- Networking and community development
- Advocacy and advising
- Capacity building and training
- Implementation support
Want to join? You can contact me or one of the other board members of contact the OEC staff.
As part of the Opening Up Europe intiative the European Commission has started a project OpenEdu at their own research centre IPTS in Seville. At #OEGlobal Andreia Inamorato dos Santos gave an insightful presentation about the results of the project. Many of the reports will be published this year.
Defining Open Education
Andreia started with defining Open Education. The definition they adopted is focusing on removing barriers:
This definition is a very broad one, but I think it has the right focus:
- not only digital technologies, although that is the most common form.
- learning not only accessible, but also ambundant and customisable
- not only formal, but also non-formal education and bridiging this
An important part of the project is the OpenEdu Framework. This framework should support higher education institutions to adopt and implement Open Education. The framework is build on 6 core dimensions and 4 transversal dimensions. For each dimension of open education, the framework brings a definition, a rationale and components with descriptors.
- 6 Core: access, content, pedagogy, recognition, collaboration, research
- 4 transversal: strategy, leadership, technology, quality
The dimensions seem logical and usually that is a good thing. I'm looking forward to the publication of the full report.
For the maturity of Open Education it is important that we get more solid research evidence about the open education and its value for policy maker, instructors, and students. In my previous blog I already mentioned the Open Educuation Group, another group of researchers that is doing some great work is the OER Hub of the Open University. At the OEGlobal conference I attended a session of the this group about the Open Research Agenda.
This activity is focused on forming a better understanding of research needs in open education. To do this, they published a survey (please submit!) and did sessions at #OEGlobal and #OER16 to collect information about research priorities. The results will be shared in the form of a report.
The researchers of OER Hub will not do all the research questions that will be mentioned in the report. Any researcher can work on the items in the agenda. The more the better I would say!
On the last day of the OEGlobal Conference Martijn Ouwehand and I gave a workshop on Open Course Design. This workshop is designed for teachers to help them create a course design in which they use OER.
Normally the target audience are teachers that are OER novice but are interested in help with their course design. So the workshop also introduces them in Open Education.
Below are the slides we used during the workshop. This workshop will be part of the offerings of our training programme for instructors.

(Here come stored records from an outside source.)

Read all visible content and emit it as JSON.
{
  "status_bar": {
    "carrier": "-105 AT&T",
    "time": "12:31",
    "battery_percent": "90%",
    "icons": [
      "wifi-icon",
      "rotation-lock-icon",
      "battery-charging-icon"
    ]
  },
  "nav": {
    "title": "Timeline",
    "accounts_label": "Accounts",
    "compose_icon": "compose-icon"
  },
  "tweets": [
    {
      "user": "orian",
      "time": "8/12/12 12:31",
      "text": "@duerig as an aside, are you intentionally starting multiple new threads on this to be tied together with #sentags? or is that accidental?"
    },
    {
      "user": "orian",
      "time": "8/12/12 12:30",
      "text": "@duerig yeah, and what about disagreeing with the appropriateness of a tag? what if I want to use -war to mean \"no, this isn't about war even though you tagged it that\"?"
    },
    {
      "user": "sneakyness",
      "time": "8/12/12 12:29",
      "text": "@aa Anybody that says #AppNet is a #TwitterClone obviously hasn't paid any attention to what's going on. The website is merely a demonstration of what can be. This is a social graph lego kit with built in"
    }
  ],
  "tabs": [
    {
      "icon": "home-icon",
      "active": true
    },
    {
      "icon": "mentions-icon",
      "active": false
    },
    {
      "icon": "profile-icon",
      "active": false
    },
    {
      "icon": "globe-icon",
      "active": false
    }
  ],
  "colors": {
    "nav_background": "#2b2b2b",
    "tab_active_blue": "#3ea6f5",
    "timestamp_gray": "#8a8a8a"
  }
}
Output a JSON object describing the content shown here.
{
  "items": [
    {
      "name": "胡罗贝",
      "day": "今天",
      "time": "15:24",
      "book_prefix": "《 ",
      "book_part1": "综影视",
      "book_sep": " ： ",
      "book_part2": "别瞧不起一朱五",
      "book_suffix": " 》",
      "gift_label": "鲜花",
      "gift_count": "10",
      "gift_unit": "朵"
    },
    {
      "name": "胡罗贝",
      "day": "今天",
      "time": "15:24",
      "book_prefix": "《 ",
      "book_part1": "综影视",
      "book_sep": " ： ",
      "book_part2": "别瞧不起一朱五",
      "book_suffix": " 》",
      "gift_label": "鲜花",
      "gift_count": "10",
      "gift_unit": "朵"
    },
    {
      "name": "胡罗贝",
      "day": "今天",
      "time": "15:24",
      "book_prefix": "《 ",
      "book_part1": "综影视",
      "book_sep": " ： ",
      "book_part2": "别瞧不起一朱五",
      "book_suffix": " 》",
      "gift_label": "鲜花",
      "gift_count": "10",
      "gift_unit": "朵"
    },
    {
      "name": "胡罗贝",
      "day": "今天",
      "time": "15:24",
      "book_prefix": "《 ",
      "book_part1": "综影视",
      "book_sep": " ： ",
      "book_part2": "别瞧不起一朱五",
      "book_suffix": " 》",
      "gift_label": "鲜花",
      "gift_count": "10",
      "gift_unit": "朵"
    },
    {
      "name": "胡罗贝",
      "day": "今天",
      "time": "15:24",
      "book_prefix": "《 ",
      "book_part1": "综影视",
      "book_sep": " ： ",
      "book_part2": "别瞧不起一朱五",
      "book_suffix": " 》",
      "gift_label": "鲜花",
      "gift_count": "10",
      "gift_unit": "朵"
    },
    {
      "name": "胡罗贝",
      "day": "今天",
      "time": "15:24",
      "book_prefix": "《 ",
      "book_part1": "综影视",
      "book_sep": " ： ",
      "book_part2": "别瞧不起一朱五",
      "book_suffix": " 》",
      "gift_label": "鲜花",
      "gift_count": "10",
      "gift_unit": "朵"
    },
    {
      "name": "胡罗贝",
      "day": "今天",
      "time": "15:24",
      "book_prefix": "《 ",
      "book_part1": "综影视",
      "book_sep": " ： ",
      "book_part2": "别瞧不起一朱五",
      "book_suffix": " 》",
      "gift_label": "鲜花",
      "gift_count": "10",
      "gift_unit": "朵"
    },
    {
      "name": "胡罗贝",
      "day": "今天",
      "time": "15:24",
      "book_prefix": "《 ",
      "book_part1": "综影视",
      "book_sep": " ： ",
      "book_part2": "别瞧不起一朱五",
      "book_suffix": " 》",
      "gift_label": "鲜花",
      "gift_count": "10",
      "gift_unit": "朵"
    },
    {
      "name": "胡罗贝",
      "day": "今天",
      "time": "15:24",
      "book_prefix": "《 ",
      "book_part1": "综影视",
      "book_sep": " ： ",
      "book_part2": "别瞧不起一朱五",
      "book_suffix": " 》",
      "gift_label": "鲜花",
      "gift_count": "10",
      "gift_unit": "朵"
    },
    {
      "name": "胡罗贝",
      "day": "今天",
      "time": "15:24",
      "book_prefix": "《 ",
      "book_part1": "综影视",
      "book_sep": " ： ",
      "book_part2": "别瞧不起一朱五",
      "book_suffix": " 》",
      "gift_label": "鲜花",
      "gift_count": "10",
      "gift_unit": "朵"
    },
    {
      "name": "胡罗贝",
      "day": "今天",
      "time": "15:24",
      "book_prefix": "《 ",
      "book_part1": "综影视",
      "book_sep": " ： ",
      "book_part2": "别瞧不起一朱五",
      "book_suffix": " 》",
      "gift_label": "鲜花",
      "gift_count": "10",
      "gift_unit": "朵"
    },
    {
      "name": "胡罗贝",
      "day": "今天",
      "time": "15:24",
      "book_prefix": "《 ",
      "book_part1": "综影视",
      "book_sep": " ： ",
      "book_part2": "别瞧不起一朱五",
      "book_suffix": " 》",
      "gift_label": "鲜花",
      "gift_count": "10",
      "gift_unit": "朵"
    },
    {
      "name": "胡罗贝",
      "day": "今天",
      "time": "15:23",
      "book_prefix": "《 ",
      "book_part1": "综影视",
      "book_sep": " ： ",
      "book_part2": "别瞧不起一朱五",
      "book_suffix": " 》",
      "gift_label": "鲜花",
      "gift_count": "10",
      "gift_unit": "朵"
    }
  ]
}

An often heard comment is that OpenTextBooks can't be as good as commercial textbooks. At the OE Global Conference John Hilton III presented the result of synthesis of Sixteen OER Studies. John is working for the Open Education Group. The Open Education Group is an interdisciplinary research group that conducts original, rigorous empirical research on the impact of OER adoption on a range of educational outcomes and designs and shares methodological and conceptual frameworks for studying the impact of OER adoption.
His presentation is based on an article that is published in the journal Educational Technology Researcy and Development. The conclusion of the article is very clear:
The collective results of the 16 studies discussed in this article provide timely information given the vast amount of money spent on traditional textbooks. Because students and faculty members generally find that OER are comparable in quality to traditional learning resources, and that the use of OER does not appear to negatively influence student learning, one must question the value of traditional textbooks.
So if OpenTextBooks don't have a negative impact on the learning outcomes, the argument to use them becomes much stronger. OpenTextBooks saves students a lot of money and that is positive in times that education becomes more and more expensive for students.